Dynamic nonparametric bayesian models for analysis of music
Repository Usage Stats
The dynamic hierarchical Dirichlet process (dHDP) is developed to model complex sequential data, with a focus on audio signals from music. The music is represented in terms of a sequence of discrete observations, and the sequence is modeled using a hidden Markov model (HMM) with time-evolving parameters. The dHDP imposes the belief that observations that are temporally proximate are more likely to be drawn from HMMs with similar parameters, while also allowing for "innovation" associated with abrupt changes in the music texture. The sharing mechanisms of the time-evolving model are derived, and for inference a relatively simple Markov chain Monte Carlo sampler is developed. Segmentation of a given musical piece is constituted via the model inference. Detailed examples are presented on several pieces, with comparisons to other models. The dHDP results are also compared with a conventional music-theoretic analysis. All the supplemental materials used by this paper are available online. © 2010 American Statistical Association.

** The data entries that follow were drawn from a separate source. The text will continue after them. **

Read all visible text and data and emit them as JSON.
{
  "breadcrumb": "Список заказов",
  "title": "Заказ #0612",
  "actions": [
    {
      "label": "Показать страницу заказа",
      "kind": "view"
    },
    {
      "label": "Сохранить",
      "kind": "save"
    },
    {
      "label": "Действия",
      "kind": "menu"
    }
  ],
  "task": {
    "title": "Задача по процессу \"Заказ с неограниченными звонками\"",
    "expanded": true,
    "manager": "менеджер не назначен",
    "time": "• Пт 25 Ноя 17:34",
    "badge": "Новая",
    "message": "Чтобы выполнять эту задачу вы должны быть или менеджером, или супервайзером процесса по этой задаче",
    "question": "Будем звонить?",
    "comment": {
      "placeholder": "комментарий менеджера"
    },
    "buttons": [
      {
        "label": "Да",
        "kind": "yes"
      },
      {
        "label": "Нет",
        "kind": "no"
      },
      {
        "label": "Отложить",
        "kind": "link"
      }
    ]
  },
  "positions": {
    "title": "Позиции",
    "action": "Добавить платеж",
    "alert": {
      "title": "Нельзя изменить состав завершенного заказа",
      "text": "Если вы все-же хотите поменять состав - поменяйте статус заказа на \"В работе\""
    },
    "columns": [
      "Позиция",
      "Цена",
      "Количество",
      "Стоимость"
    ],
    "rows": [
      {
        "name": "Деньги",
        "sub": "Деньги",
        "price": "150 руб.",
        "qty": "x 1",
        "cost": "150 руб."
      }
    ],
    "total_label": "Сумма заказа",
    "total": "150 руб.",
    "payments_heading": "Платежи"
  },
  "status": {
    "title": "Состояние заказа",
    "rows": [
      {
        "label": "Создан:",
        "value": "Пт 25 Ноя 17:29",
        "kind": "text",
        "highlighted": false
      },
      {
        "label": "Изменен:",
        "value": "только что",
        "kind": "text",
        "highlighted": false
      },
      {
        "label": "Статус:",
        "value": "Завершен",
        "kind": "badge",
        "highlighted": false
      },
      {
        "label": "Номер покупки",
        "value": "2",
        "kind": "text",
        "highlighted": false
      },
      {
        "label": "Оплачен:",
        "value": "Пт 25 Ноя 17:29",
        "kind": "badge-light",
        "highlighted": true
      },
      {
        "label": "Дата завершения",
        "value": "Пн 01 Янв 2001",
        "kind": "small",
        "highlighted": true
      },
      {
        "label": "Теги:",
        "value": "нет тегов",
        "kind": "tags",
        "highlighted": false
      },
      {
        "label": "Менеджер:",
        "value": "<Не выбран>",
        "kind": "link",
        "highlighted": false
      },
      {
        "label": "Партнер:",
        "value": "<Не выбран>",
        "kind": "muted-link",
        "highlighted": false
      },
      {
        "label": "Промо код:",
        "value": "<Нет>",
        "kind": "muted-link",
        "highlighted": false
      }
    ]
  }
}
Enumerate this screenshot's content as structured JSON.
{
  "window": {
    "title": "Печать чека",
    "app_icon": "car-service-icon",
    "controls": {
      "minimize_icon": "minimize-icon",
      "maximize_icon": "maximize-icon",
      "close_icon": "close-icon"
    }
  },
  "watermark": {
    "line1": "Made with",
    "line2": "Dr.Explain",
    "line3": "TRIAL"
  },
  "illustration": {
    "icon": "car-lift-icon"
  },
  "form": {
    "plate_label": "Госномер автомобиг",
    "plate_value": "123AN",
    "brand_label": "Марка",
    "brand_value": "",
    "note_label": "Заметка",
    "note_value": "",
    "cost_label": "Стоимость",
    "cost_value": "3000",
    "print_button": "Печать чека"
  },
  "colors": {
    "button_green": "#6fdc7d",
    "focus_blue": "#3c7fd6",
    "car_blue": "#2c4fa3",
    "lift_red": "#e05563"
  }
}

Published Version (Please cite this version)10.1198/jasa.2009.ap08497
Publication InfoCarin, Lawrence; Dunson, David B; Lindroth, S; & Ren, L (2010). Dynamic nonparametric bayesian models for analysis of music. Journal of the American Statistical Association, 105(490). pp. 458-472. 10.1198/jasa.2009.ap08497. Retrieved from https://hdl.handle.net/10161/4397.
This is constructed from limited available data and may be imprecise. To cite this article, please review & use the official citation provided by the journal.
More InfoShow full item record
James L. Meriam Professor of Electrical and Computer Engineering
Lawrence Carin earned the BS, MS, and PhD degrees in electrical engineering at the University of Maryland, College Park, in 1985, 1986, and 1989, respectively. In 1989 he joined the Electrical Engineering Department at Polytechnic University (Brooklyn) as an Assistant Professor, and became an Associate Professor there in 1994. In September 1995 he joined the Electrical Engineering Department at Duke University, where he is now a Professor, and Vice Provost for Research. From 2003-2014 he held th
Arts and Sciences Professor of Statistical Science
Development of novel approaches for representing and analyzing complex data. A particular focus is on methods that incorporate geometric structure (both known and unknown) and on probabilistic approaches to characterize uncertainty. In addition, a big interest is in scalable algorithms and in developing approaches with provable guarantees.This fundamental work is directly motivated by applications in biomedical research, network data analysis, neuroscience, genomics, ecol
Professor of Music
I am a composer of instrumental and vocal music as well as interactive computer music. My most recent works are Cadences (2016), commissioned by the Electric Earth Concert Series as part of a collaboration with novelist Richard Powers; and Piano Roll Prosody (2017), which was premiered by pianist Donald Berman. Current projects include a piano trio, a solo cello composition for cellist Ashley Bathgate, and a work for soprano saxophone and string quart
Alphabetical list of authors with Scholars@Duke profiles.